“She came down from that and she was high as a kite, over the moon,” her mother says.

Brian added, laughing, “She was just doing stuff like that all the time. She was diabolically motivated.”

One of Shedden’s close friends, Porter Flattery, says, “My husband would joke that after I came back from a trip with Jenny I would have to sleep for three days straight. She was the type of friend who would drop everything, get on a ridiculously expensive last-minute flight and come see me, if either of us felt like we needed it. Jenny was always that way, she definitely had her priorities straight. She knew exactly what she wanted and what she cared about. The people and the animals she loved came first in her life.”

Shedden “would do anything” for her dogs Flattery says. “She was a mom to her pups. They were the most spoiled and entitled dogs you’ve ever seen.” She’d take them out mountaineering and ski-touring.

While a beloved dog Mom to Lana and Stella, Shedden’s biggest dream was to become a mother. Says Porter, “She wanted that so badly and she would have made such a good mom … The thought of having an infant along never daunted Jenny, she only thought of it as another exciting new adventure.”

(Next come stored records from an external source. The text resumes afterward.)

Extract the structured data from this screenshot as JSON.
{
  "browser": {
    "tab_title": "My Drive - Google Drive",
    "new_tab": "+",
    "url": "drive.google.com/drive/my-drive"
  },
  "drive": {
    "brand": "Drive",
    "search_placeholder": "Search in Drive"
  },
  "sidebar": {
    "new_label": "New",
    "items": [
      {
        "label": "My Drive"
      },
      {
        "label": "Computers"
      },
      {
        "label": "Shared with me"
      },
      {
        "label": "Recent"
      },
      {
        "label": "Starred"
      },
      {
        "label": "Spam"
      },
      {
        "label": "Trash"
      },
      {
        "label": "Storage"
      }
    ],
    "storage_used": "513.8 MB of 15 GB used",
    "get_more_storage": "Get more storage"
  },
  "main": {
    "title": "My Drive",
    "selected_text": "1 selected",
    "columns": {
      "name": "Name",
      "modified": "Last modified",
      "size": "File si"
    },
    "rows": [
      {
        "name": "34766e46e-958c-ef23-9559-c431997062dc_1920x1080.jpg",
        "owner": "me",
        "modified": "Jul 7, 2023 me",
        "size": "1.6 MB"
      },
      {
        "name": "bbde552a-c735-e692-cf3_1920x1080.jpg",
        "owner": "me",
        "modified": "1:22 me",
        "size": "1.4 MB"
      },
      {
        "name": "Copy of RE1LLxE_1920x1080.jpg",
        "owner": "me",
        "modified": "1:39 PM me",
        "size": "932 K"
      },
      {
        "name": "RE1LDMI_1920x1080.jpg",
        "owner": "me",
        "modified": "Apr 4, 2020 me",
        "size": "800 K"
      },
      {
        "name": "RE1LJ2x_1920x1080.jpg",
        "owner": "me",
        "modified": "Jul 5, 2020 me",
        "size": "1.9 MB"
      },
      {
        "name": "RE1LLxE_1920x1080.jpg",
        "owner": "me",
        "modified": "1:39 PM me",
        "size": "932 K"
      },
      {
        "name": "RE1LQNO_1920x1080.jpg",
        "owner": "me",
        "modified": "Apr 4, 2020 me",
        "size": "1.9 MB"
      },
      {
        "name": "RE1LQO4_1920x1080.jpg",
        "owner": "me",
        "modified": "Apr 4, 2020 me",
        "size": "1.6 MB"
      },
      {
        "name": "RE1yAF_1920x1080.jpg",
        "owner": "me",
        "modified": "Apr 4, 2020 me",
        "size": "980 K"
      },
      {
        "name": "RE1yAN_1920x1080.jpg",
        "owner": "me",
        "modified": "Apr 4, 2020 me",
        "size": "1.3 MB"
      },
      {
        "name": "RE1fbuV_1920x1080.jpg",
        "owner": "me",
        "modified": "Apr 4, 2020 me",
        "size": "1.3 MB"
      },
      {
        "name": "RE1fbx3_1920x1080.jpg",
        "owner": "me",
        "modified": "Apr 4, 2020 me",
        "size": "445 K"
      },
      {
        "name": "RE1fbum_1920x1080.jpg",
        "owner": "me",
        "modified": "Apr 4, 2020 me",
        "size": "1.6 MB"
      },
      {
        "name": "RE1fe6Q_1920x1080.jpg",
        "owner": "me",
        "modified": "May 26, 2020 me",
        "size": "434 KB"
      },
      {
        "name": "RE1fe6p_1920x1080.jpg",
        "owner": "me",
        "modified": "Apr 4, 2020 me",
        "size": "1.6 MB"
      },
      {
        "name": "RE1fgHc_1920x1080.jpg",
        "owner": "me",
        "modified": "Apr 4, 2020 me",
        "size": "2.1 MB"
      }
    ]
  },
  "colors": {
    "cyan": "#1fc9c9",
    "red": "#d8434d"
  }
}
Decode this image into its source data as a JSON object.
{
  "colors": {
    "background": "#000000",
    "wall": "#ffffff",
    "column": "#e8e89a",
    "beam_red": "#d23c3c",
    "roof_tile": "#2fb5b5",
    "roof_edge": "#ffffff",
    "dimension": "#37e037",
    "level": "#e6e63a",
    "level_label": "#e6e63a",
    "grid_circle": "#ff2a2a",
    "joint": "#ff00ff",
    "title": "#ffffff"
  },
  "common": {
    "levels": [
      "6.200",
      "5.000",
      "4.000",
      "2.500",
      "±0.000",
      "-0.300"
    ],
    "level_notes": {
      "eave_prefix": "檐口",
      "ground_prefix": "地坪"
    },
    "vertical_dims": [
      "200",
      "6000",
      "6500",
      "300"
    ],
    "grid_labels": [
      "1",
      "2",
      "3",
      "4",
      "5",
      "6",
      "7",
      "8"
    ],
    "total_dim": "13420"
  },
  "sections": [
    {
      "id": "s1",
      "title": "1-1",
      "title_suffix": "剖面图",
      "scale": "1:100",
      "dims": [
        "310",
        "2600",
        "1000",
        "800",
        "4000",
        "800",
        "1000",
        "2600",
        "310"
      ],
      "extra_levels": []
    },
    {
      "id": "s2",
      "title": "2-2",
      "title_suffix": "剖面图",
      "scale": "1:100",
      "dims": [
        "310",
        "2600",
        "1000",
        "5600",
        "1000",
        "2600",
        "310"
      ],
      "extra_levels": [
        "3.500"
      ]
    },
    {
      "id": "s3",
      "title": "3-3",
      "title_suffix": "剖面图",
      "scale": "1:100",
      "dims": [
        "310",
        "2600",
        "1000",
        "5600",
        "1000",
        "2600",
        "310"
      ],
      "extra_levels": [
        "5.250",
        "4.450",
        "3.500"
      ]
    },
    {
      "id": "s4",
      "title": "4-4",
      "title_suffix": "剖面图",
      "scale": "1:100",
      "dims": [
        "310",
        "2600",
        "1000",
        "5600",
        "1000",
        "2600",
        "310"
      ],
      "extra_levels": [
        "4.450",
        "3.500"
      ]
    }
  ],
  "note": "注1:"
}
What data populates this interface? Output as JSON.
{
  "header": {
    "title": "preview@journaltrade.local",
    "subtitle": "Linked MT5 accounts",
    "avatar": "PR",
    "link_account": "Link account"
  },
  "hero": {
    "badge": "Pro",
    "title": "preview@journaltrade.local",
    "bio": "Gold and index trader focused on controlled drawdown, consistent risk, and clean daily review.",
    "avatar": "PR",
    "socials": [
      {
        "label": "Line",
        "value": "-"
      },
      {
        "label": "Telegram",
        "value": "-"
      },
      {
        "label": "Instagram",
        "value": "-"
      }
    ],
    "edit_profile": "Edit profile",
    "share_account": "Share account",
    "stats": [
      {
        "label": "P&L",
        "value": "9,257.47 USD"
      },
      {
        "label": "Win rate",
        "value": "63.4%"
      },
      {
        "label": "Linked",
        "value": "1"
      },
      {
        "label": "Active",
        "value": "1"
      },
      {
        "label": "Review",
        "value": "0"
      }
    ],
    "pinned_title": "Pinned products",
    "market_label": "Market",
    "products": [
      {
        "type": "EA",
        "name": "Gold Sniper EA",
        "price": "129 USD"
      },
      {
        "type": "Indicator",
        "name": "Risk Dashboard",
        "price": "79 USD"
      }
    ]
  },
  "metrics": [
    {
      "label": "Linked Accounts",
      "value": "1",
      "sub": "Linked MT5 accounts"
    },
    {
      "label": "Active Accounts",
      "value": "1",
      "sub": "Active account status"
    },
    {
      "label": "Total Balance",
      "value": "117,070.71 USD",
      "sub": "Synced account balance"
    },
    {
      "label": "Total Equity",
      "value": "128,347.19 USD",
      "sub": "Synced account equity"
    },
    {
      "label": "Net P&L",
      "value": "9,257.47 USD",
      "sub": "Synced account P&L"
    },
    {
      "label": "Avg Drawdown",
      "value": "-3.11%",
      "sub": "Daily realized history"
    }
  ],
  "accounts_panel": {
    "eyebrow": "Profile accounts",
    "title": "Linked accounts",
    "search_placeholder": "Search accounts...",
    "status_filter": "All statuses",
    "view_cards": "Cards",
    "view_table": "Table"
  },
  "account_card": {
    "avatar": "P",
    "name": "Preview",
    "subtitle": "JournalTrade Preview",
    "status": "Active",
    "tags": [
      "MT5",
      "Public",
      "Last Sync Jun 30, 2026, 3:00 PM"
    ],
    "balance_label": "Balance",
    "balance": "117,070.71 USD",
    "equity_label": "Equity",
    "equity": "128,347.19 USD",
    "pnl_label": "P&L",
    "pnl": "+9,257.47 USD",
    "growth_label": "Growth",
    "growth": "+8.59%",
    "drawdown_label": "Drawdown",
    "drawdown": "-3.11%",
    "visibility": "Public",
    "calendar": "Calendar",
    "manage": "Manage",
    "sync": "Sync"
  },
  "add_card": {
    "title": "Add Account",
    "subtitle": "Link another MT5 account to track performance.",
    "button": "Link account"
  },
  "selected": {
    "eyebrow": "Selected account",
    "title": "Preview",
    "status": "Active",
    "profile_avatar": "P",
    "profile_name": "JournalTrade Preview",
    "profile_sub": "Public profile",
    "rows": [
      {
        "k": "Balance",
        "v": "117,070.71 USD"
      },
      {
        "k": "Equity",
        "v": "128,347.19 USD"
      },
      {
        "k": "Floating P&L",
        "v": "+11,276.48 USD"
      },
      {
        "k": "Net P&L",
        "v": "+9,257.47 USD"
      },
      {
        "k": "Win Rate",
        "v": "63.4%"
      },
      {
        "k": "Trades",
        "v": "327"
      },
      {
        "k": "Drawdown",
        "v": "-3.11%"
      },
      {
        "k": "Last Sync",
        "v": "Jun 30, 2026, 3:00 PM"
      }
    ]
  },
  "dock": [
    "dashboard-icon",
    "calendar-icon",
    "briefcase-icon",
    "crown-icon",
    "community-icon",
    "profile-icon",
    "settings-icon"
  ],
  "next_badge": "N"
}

Like Xue, Shedden was actively planning big adventures up until the end. She had lists of all the specific mountains she wanted to climb, and bigger, less-clearly defined goals in the Himalaya. On the docket for the coming year was a month climbing in Ecuador.

A year ago, Shedden moved up to Mammoth Lakes to be closer to the mountains. She worked for the town as a civil engineer and quickly had a big, loving community of friends. Even being closer to the Sierra, she still squeezed everything she could out of her days.

“She loved early mornings,” her mother says. “She was always convincing her friends to get up at 1 or 2 in the morning and go climb a mountain. And catch the sunrise.”

Shedden is survived by her brother Brian Shedden, her mother Martha Shedden and John Buchanan, her father Rick Shedden and Brenda Morris, and her dogs, Lana and Stella.

There will be a Celebration of Life for Jennifer Shedden from 1:00 to 4:30pm, Sunday, November 24, at the Chaminade Resort in Santa Cruz.

A memorial scholarship has been created at Cabrillo College in
Jennifer’s name.  Donations to the “Jennifer Shedden Engineering Scholarship” can be made at  Please write the name of her Scholarship under special instructions.

Both Jennifer Shedden and Michelle Xue’s families are encouraging donations to the Search and Rescue teams that worked round-the-clock to find them. Donations can be made to:

Mono County Search and Rescue

Yosemite Search and Rescue

In Memoriam of Michelle Xue (GoFundMe)